As so often happens with communications with our friends in Africa, I have been unable to contact my friends by telephone for the past few days, so I do not have any update to give on the situation there. In lieu of that I will share some of the things that have been happening here at MTI (Mission Training Institute) in Palmer Lake, Colorado.
I wrote about our LAPs (Language Acquisition Projects) a little while back. During the first half of our training we were focussing on how to learn the language of the people we will be working with – which for us means Fulfulde, which is the language of the Fulbe people.
We have now transitioned to learning how to be handle the unsettling process of entering a new culture, how to navigate stress and conflict, and – today – how to keep the Sabbath. Yesterday was by far our most stressful day here, so it was wonderful to have a Sabbath rest today.
Yesterday began with a May snowstorm outside and a hostage-taking simulation inside. Yes – you read that right: we simulated a scenario where a group of missionaries were gathered for a convention in a place that was thought to be safe, but was overrun by rebels. I don’t want to give everything away, since some of you may someday come here for this training, but I will say that for an activity that was only make-believe, it was surprisingly intense and lifelike. (Note the picture of me relieving the stress afterwards.)
The simulation is designed to help you see your ‘true colours’ under stress; to figure out what your coping mechanisms are; and to see how you generally handle it. Being overseas can sometimes cause long-term, unrelieved, stress to mount up, and it is good to know up front whether you have the requisite peace and trust in God that will be needed (it is not a bad thing to learn about for normal life here in North America either).

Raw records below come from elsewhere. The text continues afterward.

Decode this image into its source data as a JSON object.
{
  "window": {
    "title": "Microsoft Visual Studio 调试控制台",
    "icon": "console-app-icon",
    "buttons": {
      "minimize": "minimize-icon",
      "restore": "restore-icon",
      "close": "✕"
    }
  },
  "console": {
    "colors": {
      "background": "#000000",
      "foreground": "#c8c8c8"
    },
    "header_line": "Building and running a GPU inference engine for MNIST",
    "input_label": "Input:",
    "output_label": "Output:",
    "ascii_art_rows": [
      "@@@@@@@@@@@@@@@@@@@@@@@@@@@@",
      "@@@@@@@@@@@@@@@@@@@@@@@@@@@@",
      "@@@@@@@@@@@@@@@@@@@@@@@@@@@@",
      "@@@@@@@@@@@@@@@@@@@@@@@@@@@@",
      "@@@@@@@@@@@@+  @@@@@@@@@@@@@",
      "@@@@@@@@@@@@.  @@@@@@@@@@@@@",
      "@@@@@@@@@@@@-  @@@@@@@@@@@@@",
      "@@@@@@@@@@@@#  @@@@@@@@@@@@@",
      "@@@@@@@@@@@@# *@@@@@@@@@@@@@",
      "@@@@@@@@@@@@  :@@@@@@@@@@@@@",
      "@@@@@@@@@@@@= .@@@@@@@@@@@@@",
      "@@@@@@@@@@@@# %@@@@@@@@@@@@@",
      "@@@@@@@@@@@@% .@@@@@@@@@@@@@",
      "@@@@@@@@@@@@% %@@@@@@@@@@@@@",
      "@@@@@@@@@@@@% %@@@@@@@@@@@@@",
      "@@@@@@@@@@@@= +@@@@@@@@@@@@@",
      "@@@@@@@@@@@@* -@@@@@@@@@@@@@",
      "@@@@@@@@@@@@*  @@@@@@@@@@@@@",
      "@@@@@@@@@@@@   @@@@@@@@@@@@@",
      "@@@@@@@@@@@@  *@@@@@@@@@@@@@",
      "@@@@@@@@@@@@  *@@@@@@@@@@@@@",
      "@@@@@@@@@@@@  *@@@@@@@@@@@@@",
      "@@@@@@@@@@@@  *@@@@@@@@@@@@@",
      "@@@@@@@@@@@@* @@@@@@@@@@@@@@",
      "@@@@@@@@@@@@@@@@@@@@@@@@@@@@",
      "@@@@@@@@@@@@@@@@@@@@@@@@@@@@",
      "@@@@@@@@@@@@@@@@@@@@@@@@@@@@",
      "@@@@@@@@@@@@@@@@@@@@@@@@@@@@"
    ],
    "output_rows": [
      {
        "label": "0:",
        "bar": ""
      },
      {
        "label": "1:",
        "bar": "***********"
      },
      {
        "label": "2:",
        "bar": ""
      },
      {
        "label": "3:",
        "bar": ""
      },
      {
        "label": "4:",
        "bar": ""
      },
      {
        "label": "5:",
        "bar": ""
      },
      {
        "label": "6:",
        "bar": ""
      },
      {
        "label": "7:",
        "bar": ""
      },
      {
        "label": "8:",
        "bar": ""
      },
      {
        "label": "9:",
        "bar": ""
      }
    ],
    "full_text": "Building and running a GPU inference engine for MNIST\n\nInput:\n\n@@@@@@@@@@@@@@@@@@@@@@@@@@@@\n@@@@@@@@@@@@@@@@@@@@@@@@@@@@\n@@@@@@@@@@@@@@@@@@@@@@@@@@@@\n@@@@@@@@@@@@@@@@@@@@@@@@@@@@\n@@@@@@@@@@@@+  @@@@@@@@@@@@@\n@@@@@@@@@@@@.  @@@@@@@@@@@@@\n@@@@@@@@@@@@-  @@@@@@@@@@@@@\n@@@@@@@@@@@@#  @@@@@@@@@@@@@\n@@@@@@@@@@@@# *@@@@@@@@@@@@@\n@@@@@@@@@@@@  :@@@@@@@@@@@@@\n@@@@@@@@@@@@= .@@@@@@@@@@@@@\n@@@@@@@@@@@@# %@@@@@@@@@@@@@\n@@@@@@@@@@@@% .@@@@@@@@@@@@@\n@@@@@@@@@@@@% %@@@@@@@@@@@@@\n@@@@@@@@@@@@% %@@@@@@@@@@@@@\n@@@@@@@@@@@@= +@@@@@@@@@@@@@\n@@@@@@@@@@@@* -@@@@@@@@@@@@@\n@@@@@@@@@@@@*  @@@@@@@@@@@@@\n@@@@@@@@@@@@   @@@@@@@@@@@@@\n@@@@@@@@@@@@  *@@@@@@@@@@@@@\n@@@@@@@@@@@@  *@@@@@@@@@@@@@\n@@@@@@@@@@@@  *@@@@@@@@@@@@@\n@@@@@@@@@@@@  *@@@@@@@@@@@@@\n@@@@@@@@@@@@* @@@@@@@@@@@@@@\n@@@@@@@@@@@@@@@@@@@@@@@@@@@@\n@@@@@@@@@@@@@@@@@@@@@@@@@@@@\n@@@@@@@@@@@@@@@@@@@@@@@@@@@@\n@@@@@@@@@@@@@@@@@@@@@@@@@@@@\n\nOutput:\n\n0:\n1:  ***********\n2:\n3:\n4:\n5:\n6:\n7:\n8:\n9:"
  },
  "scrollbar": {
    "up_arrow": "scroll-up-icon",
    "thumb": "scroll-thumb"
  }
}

None of this is an exact science, of course. Only time will tell whether a person will be able to handle all the stressors successfully. This, for me, is just another reason why I am celebrating today that we have 150 Prayer Partners on our Prayer Support Team. Wow! I praise God for each and every one of them. We will be leaning on them heavily as time goes by I am sure.
For now, please pray for us with respect to our training here at MTI. We are doing well so far, but it is not easy by a long stretch. Continue to pray also for our Fulbe brothers and sisters who are enduring far more hardships than we will normally face. Thanks and God bless.